For sites that have a more complex need, see Listing 1.
The example provided in Listing 1 is currently used for http://www.tangent.org/. This allows for web site document wrapping which affects the main document root content but leaves user's home pages alone. While the entire site uses the same footer, the header has been changed for different sections. ModRandom is used for inserting random quotes into the footers (thankfully these are just from The Simpsons and nothing annoying, like an ad banner).
Controlling ModLayout with Directory, Virtualhost and Location tags, allows you to work out some fairly complicated logic. You can also control what creates the HTTP headers through LayoutHTTPOverride and by creating your own dynamic HTTP headers with LayoutHTTPHeader. At the moment, there are about 24 total directives and ModLayout is under fairly active development, (developer releases occur about once a month and full releases about every two months). Feature suggestions are encouraged, and there is a mailing list for discussing features, HOWTOs and bugs. For more information, check out the Modlayout home page, http://tangent.org/mod_layout/.
Although ModLayout began as a solution to a problem that I kept running into, today it is very much the result of people writing in and requesting new features. It's future direction will pretty much depend on what people ask for and need.
Brian Aker is “getting paid to work on a BBS. Imagine that.” The BBS is the famous http://www.slashdot.org/, where he is a “database thug and Apache guy.” He is also the author of mod_random and other Apache modules.
Getting Started with DevOps - Including New Data on IT Performance from Puppet Labs 2015 State of DevOps Report
August 27, 2015
12:00 PM CDT
DevOps represents a profound change from the way most IT departments have traditionally worked: from siloed teams and high-anxiety releases to everyone collaborating on uneventful and more frequent releases of higher-quality code. It doesn't matter how large or small an organization is, or even whether it's historically slow moving or risk averse — there are ways to adopt DevOps sanely, and get measurable results in just weeks.
Free to Linux Journal readers.Register Now!
- Hacking a Safe with Bash
- Django Models and Migrations
- Secure Server Deployments in Hostile Territory, Part II
- Huge Package Overhaul for Debian and Ubuntu
- The Controversy Behind Canonical's Intellectual Property Policy
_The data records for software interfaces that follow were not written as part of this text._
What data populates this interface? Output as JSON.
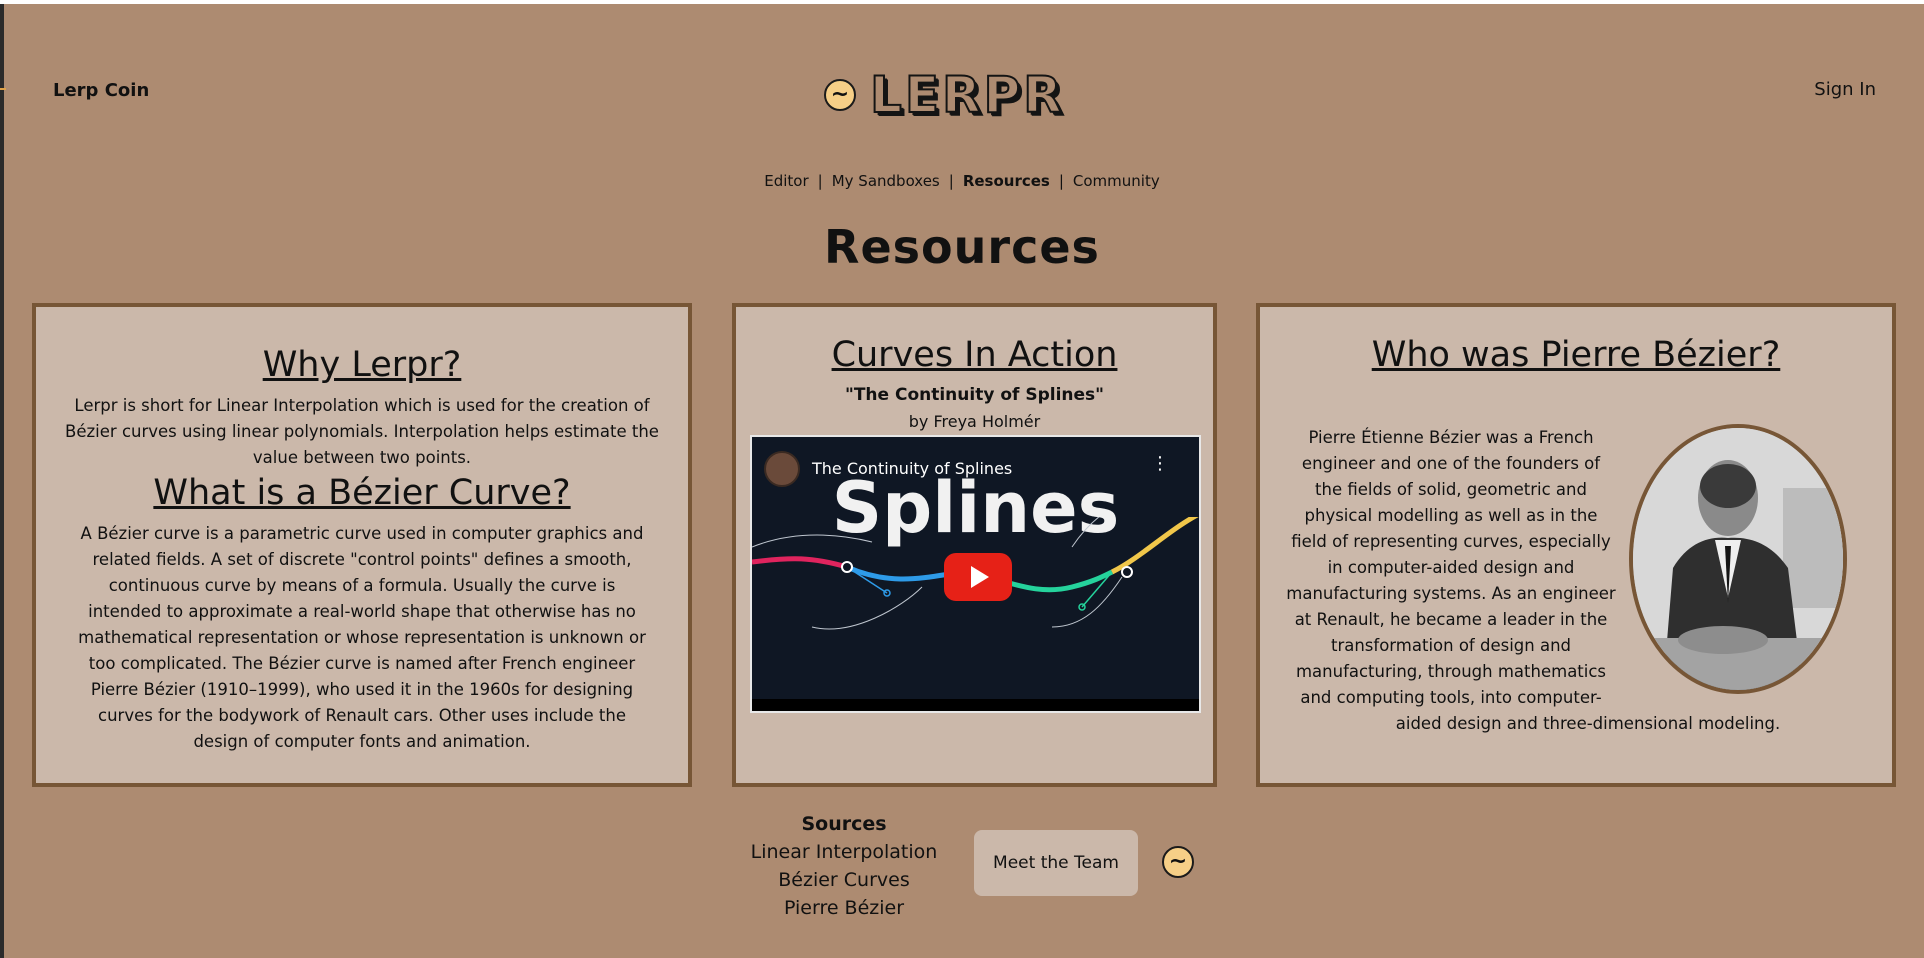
{
  "header": {
    "left_link": "Lerp Coin",
    "logo_text": "LERPR",
    "sign_in": "Sign In"
  },
  "nav": {
    "items": [
      "Editor",
      "My Sandboxes",
      "Resources",
      "Community"
    ],
    "active": "Resources",
    "separator": "|"
  },
  "page_title": "Resources",
  "why_card": {
    "why_heading": "Why Lerpr?",
    "why_text": "Lerpr is short for Linear Interpolation which is used for the creation of Bézier curves using linear polynomials. Interpolation helps estimate the value between two points.",
    "what_heading": "What is a Bézier Curve?",
    "what_text": "A Bézier curve is a parametric curve used in computer graphics and related fields. A set of discrete \"control points\" defines a smooth, continuous curve by means of a formula. Usually the curve is intended to approximate a real-world shape that otherwise has no mathematical representation or whose representation is unknown or too complicated. The Bézier curve is named after French engineer Pierre Bézier (1910–1999), who used it in the 1960s for designing curves for the bodywork of Renault cars. Other uses include the design of computer fonts and animation."
  },
  "curves_card": {
    "heading": "Curves In Action",
    "quote": "\"The Continuity of Splines\"",
    "byline": "by Freya Holmér",
    "video": {
      "title": "The Continuity of Splines",
      "big_text": "Splines"
    }
  },
  "bezier_card": {
    "heading": "Who was Pierre Bézier?",
    "bio_left": "Pierre Étienne Bézier was a French engineer and one of the founders of the fields of solid, geometric and physical modelling as well as in the field of representing curves, especially in computer-aided design and manufacturing systems. As an engineer at Renault, he became a leader in the transformation of design and manufacturing, through mathematics and computing tools, into computer-",
    "bio_last": "aided design and three-dimensional modeling."
  },
  "footer": {
    "sources_title": "Sources",
    "sources": [
      "Linear Interpolation",
      "Bézier Curves",
      "Pierre Bézier"
    ],
    "team_button": "Meet the Team"
  },
  "colors": {
    "background": "#ad8b71",
    "card": "#cbb8aa",
    "card_border": "#775636",
    "logo_icon": "#f6cf87"
  },
  "icons": [
    "wave-logo-icon",
    "youtube-play-icon",
    "more-vert-icon"
  ]
}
- Shashlik - a Tasty New Android Simulator
- Home Automation with Raspberry Pi
- Embed Linux in Monitoring and Control Systems
- KDE Reveals Plasma Mobile
- diff -u: What's New in Kernel Development